The comments at the café the post are also worth reading, with Jennifer Ouellette discussing how sensationalism is a problem for many popular science magazines:

The sensationalism he talks about arises from a broad editorial policy, not from any single writer, which is ultimately the responsibility of the publisher. It’s not just NEW SCIENTIST that is feeling the pressure to pump up the volume, so to speak, to grab their readers’ attention. Many popular science magazines have also been struggling to find a workable balance between the two.
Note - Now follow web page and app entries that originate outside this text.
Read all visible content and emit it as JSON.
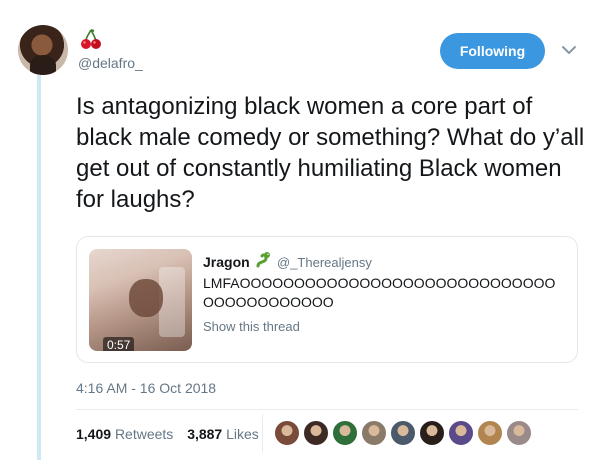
{
  "user": {
    "handle": "@delafro_",
    "avatar": "user-avatar",
    "name_icon": "cherry-emoji"
  },
  "header": {
    "follow_label": "Following",
    "menu_icon": "chevron-down-icon",
    "accent": "#3b98e0"
  },
  "tweet": {
    "text": "Is antagonizing black women a core part of black male comedy or something? What do y’all get out of constantly humiliating Black women for laughs?",
    "timestamp": "4:16 AM - 16 Oct 2018"
  },
  "quoted": {
    "name": "Jragon",
    "name_icon": "snake-emoji",
    "handle": "@_Therealjensy",
    "text": "LMFAOOOOOOOOOOOOOOOOOOOOOOOOOOOOOOOOOOOOOOOOO",
    "media_duration": "0:57",
    "show_thread": "Show this thread"
  },
  "stats": {
    "retweets_count": "1,409",
    "retweets_label": "Retweets",
    "likes_count": "3,887",
    "likes_label": "Likes"
  },
  "likers": [
    {
      "color": "#7a4a3a"
    },
    {
      "color": "#3d2a24"
    },
    {
      "color": "#2f6f3a"
    },
    {
      "color": "#8a7a6a"
    },
    {
      "color": "#4a5a6a"
    },
    {
      "color": "#2a1e1a"
    },
    {
      "color": "#5a4a8a"
    },
    {
      "color": "#b0854f"
    },
    {
      "color": "#9a8a8a"
    }
  ]
}
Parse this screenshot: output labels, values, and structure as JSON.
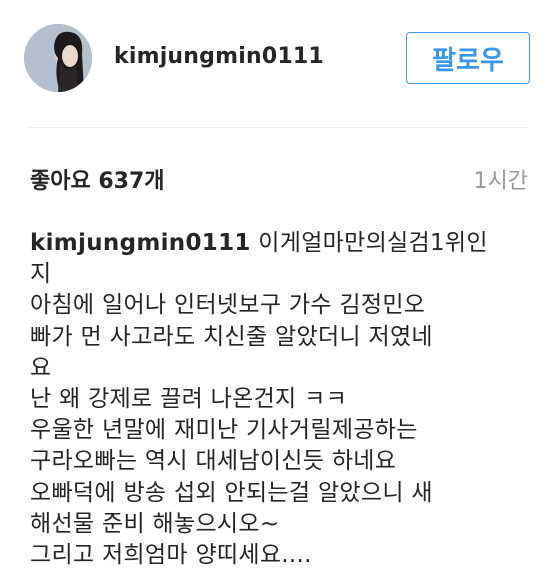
{
  "post": {
    "username": "kimjungmin0111",
    "follow_label": "팔로우",
    "likes": "좋아요 637개",
    "time": "1시간",
    "caption": {
      "username": "kimjungmin0111",
      "first_line_text": " 이게얼마만의실검1위인",
      "lines": [
        "지",
        "아침에 일어나 인터넷보구 가수 김정민오",
        "빠가 먼 사고라도 치신줄 알았더니 저였네",
        "요",
        "난 왜 강제로 끌려 나온건지 ㅋㅋ",
        "우울한 년말에 재미난 기사거릴제공하는",
        "구라오빠는 역시 대세남이신듯 하네요",
        "오빠덕에 방송 섭외 안되는걸 알았으니 새",
        "해선물 준비 해놓으시오~",
        "그리고 저희엄마 양띠세요...."
      ]
    }
  }
}
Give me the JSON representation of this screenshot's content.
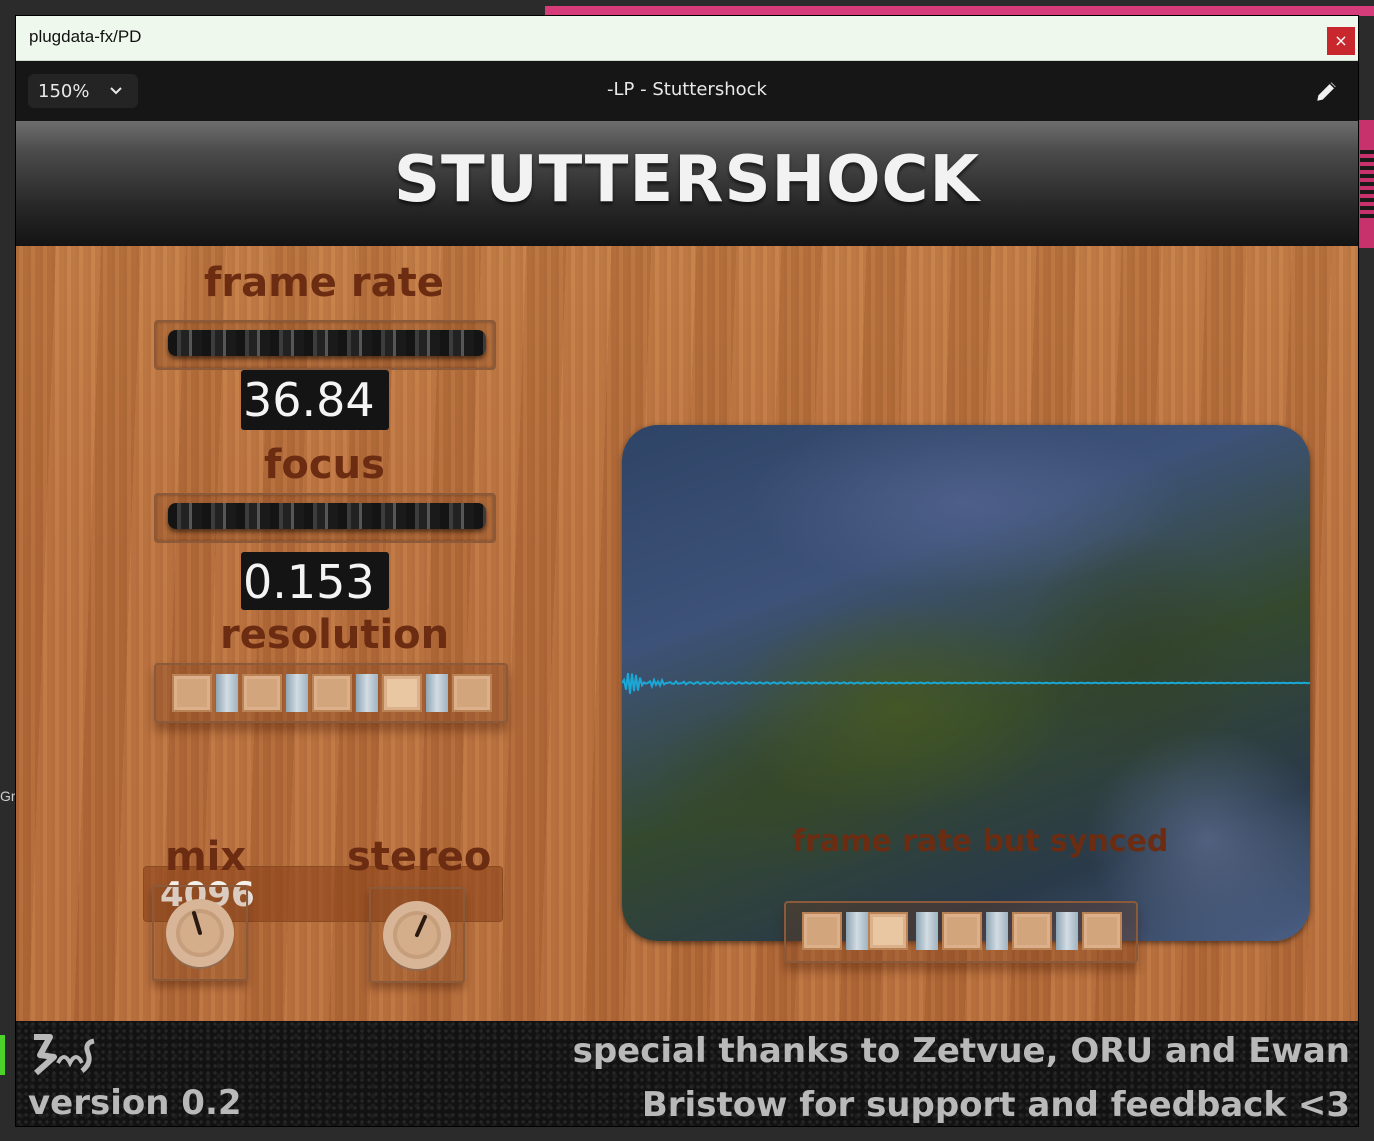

Making a buck at the expense of scientific integrity is the last thing I would expect a science magazine to do, but there you have it. I can imagine it is an even bigger problem for New Scientist as it is a weekly publication, instead of the more common monthlies (Discover, SciAm) here in North America. It’s also worth noting that New Scientist is owned by Reed Elsevier, who I’ve taken issue with before. Hmm, maybe we shouldn’t help save New Scientist after all?



  1. dr. dave    3837 days ago    #

    I’ve always found New Scientist to be a little flaky. Whenever I read about some amazing science headline on Slashdot, and then see that the story comes from New Scientist, my reaction is always to ignore it until I hear about it someplace else.


  2. Igor    3833 days ago    #

    I tend to forgive them for their naivety and sensationalism sins. There are surely worse yellow press journals with a larger percentage of factually wrong and deliberately deceptive articles, cf. Science / Nature and co.
    And in the end innocent naivety is an important ingredient of creative inspiration.
    A wise guy with white mustache used to say:
    “Fantasy is more important than knowledge, because knowledge is limited.”
    So let the New Scientist fantasize, we will benevolently understand what they tried to tell us.


  3. John Baez    3823 days ago    #

    The editor of New Scientist has written a blog entry to defend their article about Shawyer:

    http://www.newscientist.com/blog/fromthepublisher/2006/10/emdrive-on-trial.html

    Anyone with something to say about New Scientist should post it there! That way, the editor is likely to read it. Be polite and persuasive.


  4. John Baez    3823 days ago    #

    By the way, the guy’s name is Greg Egan, not Eagen. Feel free to correct that and delete this.


  5. PhilipJ    3823 days ago    #

    Hi John,

    Thanks for the link and pointing out my typo!


Name
Email
http://
Message
  Textile help